A high degree of similarity between the two sets of results indicates good reliability. This can often be measured using a correlation coefficient, where a value closer to 1 indicates a strong positive consistency between the two test iterations.

Validity, on the other hand, ensures that the research genuinely measures what it intends to. There are various forms of validity to consider. Convergent validity ensures that two measures of the same construct or those that should theoretically be related, are indeed correlated. For example, two different measures assessing self-esteem should show similar results for the same group, highlighting that they are measuring the same underlying construct.

Face validity is the most basic form of validity and is gauged by the sheer appearance of the measurement tool. If, at face value, a test seems like it measures what it claims to, it has face validity. This is often the first step and is usually followed by more rigorous forms of validity testing.

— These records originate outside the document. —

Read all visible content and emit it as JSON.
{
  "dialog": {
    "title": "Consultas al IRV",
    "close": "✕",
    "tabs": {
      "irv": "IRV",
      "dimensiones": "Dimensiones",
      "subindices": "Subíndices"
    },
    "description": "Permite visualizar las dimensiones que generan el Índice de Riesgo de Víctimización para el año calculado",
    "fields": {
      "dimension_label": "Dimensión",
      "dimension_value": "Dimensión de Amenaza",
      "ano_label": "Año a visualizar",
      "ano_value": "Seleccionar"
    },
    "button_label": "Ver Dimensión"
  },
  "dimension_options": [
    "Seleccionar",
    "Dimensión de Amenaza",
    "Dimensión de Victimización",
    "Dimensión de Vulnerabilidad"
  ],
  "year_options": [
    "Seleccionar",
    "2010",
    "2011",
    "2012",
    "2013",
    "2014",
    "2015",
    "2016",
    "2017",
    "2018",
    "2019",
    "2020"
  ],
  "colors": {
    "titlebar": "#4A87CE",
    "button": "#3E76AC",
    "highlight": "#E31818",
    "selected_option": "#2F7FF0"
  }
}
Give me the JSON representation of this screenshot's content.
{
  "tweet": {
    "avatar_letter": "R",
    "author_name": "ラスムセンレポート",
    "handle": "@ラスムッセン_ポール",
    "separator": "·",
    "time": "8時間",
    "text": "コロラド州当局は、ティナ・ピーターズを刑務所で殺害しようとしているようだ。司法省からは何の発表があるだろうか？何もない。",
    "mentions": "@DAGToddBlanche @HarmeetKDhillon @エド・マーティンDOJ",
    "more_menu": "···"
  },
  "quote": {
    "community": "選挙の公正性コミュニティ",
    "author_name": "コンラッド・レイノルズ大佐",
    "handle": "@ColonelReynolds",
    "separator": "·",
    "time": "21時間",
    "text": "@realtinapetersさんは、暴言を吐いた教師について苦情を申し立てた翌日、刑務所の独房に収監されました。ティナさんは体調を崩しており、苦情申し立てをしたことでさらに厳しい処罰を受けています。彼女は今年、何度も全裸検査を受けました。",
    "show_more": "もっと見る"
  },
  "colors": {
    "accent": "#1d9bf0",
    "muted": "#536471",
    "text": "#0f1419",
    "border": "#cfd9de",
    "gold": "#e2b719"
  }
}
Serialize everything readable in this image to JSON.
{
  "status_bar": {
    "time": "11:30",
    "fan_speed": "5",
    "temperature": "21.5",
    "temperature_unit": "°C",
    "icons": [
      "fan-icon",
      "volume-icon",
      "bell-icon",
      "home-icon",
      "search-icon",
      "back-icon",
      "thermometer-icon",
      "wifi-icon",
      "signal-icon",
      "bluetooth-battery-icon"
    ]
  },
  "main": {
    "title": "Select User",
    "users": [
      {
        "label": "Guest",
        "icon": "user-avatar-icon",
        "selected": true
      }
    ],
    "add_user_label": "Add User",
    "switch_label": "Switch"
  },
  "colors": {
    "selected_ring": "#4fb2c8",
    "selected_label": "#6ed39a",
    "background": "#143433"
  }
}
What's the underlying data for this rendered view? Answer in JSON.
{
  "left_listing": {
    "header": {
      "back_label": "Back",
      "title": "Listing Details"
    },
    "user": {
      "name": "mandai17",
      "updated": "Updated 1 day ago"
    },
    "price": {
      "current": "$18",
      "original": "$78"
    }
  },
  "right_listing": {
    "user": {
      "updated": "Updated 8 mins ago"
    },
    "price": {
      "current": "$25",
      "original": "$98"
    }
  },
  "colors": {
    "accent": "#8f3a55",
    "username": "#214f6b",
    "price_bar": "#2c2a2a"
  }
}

Criterion-related validity, a subtype of the previously discussed criterion validity, evaluates how well the outcomes of a particular test or measurement correlate with another related measure. For example, if a new tool is developed to measure reading comprehension, its results can be compared with those of an established reading comprehension test to assess its criterion-related validity. If the results show a strong correlation, it's a sign that the new tool is valid.

Ensuring both validity and reliability requires deliberate planning, meticulous testing, and constant reflection on the study's methods and results. This might involve using established scales or measures with proven validity and reliability, conducting pilot studies to refine measurement tools, and always staying cognizant of the fact that these two concepts are important considerations for research robustness.

Critiques of reliability and validity

While reliability and validity are foundational concepts in many traditional research paradigms, they have not escaped scrutiny, especially from critical and poststructuralist perspectives. These critiques often arise from the fundamental philosophical differences in how knowledge, truth, and reality are perceived and constructed.

From a poststructuralist viewpoint, the very pursuit of a singular "truth" or an objective reality is questionable. In such a perspective, multiple truths exist, each shaped by its own socio-cultural, historical, and individual contexts.

Reliability, with its emphasis on consistent replication, might then seem at odds with this understanding. If truths are multiple and shifting, how can consistency across repeated measures or observations be a valid measure of anything other than the research instrument's stability?

Validity, too, faces critique. In seeking to ensure that a study measures what it purports to measure, there's an implicit assumption of an observable, knowable reality. Poststructuralist critiques question this foundation, arguing that reality is too fluid, multifaceted, and influenced by power dynamics to be pinned down by any singular measurement or representation.

Moreover, the very act of determining "validity" often requires an external benchmark or "gold standard." This brings up the issue of who determines this standard and the power dynamics and potential biases inherent in such decisions.

Another point of contention is the way these concepts can inadvertently prioritize certain forms of knowledge over others. For instance, privileging research that meets stringent reliability and validity criteria might marginalize more exploratory, interpretive, or indigenous research methods. These methods, while offering deep insights, might not align neatly with traditional understandings of reliability and validity, potentially relegating them to the periphery of "accepted" knowledge production.

To be sure, reliability and validity serve as guiding principles in many research approaches. However, it's essential to recognize their limitations and the critiques posed by alternative epistemologies. Engaging with these critiques doesn't diminish the value of reliability and validity but rather enriches our understanding of the multifaceted nature of knowledge and the complexities of its pursuit.